**Task to carry out:** Out of the data below, copy every line with the string "Noah".

**Provided data:**
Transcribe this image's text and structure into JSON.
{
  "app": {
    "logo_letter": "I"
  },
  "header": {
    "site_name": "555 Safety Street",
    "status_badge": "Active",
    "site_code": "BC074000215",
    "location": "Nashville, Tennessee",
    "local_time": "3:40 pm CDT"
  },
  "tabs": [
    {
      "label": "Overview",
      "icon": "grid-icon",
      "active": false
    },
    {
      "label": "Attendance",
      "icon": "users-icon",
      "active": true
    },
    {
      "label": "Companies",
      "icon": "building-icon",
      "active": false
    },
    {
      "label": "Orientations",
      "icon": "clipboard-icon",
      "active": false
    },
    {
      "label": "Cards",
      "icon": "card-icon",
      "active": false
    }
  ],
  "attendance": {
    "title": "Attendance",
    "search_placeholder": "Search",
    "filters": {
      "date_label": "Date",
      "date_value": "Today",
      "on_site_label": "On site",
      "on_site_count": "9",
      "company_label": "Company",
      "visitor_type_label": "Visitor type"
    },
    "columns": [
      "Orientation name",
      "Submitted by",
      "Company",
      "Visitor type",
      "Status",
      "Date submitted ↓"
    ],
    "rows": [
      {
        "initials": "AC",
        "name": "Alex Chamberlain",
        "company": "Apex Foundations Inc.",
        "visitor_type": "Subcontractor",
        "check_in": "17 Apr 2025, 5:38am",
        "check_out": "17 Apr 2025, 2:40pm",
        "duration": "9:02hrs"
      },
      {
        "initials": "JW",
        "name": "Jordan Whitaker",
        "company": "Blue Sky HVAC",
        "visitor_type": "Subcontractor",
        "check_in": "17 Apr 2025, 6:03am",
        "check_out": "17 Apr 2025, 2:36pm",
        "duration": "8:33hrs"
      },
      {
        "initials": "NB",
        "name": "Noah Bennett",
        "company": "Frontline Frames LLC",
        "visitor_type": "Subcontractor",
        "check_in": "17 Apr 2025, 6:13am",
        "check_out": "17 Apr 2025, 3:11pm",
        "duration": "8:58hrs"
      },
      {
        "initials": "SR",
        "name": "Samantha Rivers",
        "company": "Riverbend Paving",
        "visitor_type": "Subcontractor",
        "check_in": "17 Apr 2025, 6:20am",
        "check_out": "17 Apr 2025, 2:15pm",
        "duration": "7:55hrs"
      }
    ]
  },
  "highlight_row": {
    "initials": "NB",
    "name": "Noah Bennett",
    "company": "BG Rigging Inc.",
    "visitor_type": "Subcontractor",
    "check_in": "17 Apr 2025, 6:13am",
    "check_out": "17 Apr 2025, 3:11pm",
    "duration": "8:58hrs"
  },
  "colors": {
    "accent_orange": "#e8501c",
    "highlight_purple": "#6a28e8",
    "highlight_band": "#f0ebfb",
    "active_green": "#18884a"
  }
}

**Reply:**
        "name": "Noah Bennett",
    "name": "Noah Bennett",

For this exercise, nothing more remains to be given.